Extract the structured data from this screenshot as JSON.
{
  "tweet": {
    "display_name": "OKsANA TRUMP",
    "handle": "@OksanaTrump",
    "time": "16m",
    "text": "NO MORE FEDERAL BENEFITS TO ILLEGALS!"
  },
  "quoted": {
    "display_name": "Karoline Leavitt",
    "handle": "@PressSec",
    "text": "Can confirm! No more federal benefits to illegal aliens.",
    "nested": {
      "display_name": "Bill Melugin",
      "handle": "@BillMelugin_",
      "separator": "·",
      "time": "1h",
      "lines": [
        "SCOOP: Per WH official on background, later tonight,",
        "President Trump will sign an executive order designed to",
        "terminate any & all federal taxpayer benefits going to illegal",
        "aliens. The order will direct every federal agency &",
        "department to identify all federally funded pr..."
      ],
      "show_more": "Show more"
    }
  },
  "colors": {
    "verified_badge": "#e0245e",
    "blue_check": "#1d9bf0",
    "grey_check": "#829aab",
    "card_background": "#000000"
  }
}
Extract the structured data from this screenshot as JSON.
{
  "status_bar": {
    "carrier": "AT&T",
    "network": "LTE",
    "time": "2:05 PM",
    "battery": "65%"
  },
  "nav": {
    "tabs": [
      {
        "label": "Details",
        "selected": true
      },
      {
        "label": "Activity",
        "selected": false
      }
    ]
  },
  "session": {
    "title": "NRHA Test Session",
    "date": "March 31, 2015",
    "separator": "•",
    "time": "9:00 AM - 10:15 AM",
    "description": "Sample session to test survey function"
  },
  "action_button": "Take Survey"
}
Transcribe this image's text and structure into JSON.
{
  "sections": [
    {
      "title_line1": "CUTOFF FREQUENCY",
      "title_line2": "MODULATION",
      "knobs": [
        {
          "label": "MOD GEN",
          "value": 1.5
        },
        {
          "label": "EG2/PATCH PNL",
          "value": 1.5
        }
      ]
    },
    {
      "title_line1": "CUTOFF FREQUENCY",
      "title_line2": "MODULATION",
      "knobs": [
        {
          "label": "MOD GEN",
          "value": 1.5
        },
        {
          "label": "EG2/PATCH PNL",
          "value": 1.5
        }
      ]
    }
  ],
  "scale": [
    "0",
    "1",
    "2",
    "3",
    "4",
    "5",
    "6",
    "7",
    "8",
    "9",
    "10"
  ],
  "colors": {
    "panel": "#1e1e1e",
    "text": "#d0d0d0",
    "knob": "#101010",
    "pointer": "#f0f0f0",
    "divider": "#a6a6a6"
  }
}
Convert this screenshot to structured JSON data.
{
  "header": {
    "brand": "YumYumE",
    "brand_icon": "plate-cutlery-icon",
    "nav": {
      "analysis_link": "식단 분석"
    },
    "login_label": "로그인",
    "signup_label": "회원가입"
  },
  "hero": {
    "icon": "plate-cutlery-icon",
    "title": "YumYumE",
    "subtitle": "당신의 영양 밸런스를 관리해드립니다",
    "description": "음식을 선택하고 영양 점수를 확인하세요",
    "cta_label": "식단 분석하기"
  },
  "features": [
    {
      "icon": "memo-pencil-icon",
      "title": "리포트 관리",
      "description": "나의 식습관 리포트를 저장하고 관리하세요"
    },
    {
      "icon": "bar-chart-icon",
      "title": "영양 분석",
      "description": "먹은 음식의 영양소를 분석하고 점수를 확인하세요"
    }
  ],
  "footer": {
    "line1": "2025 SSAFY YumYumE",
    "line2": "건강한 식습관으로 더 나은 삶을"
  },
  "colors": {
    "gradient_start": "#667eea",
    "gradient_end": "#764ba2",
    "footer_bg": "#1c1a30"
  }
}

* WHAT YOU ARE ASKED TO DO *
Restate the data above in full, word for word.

* YOUR SOLUTION *
Extract the structured data from this screenshot as JSON.
{
  "tweet": {
    "display_name": "OKsANA TRUMP",
    "handle": "@OksanaTrump",
    "time": "16m",
    "text": "NO MORE FEDERAL BENEFITS TO ILLEGALS!"
  },
  "quoted": {
    "display_name": "Karoline Leavitt",
    "handle": "@PressSec",
    "text": "Can confirm! No more federal benefits to illegal aliens.",
    "nested": {
      "display_name": "Bill Melugin",
      "handle": "@BillMelugin_",
      "separator": "·",
      "time": "1h",
      "lines": [
        "SCOOP: Per WH official on background, later tonight,",
        "President Trump will sign an executive order designed to",
        "terminate any & all federal taxpayer benefits going to illegal",
        "aliens. The order will direct every federal agency &",
        "department to identify all federally funded pr..."
      ],
      "show_more": "Show more"
    }
  },
  "colors": {
    "verified_badge": "#e0245e",
    "blue_check": "#1d9bf0",
    "grey_check": "#829aab",
    "card_background": "#000000"
  }
}
Extract the structured data from this screenshot as JSON.
{
  "status_bar": {
    "carrier": "AT&T",
    "network": "LTE",
    "time": "2:05 PM",
    "battery": "65%"
  },
  "nav": {
    "tabs": [
      {
        "label": "Details",
        "selected": true
      },
      {
        "label": "Activity",
        "selected": false
      }
    ]
  },
  "session": {
    "title": "NRHA Test Session",
    "date": "March 31, 2015",
    "separator": "•",
    "time": "9:00 AM - 10:15 AM",
    "description": "Sample session to test survey function"
  },
  "action_button": "Take Survey"
}
Transcribe this image's text and structure into JSON.
{
  "sections": [
    {
      "title_line1": "CUTOFF FREQUENCY",
      "title_line2": "MODULATION",
      "knobs": [
        {
          "label": "MOD GEN",
          "value": 1.5
        },
        {
          "label": "EG2/PATCH PNL",
          "value": 1.5
        }
      ]
    },
    {
      "title_line1": "CUTOFF FREQUENCY",
      "title_line2": "MODULATION",
      "knobs": [
        {
          "label": "MOD GEN",
          "value": 1.5
        },
        {
          "label": "EG2/PATCH PNL",
          "value": 1.5
        }
      ]
    }
  ],
  "scale": [
    "0",
    "1",
    "2",
    "3",
    "4",
    "5",
    "6",
    "7",
    "8",
    "9",
    "10"
  ],
  "colors": {
    "panel": "#1e1e1e",
    "text": "#d0d0d0",
    "knob": "#101010",
    "pointer": "#f0f0f0",
    "divider": "#a6a6a6"
  }
}
Convert this screenshot to structured JSON data.
{
  "header": {
    "brand": "YumYumE",
    "brand_icon": "plate-cutlery-icon",
    "nav": {
      "analysis_link": "식단 분석"
    },
    "login_label": "로그인",
    "signup_label": "회원가입"
  },
  "hero": {
    "icon": "plate-cutlery-icon",
    "title": "YumYumE",
    "subtitle": "당신의 영양 밸런스를 관리해드립니다",
    "description": "음식을 선택하고 영양 점수를 확인하세요",
    "cta_label": "식단 분석하기"
  },
  "features": [
    {
      "icon": "memo-pencil-icon",
      "title": "리포트 관리",
      "description": "나의 식습관 리포트를 저장하고 관리하세요"
    },
    {
      "icon": "bar-chart-icon",
      "title": "영양 분석",
      "description": "먹은 음식의 영양소를 분석하고 점수를 확인하세요"
    }
  ],
  "footer": {
    "line1": "2025 SSAFY YumYumE",
    "line2": "건강한 식습관으로 더 나은 삶을"
  },
  "colors": {
    "gradient_start": "#667eea",
    "gradient_end": "#764ba2",
    "footer_bg": "#1c1a30"
  }
}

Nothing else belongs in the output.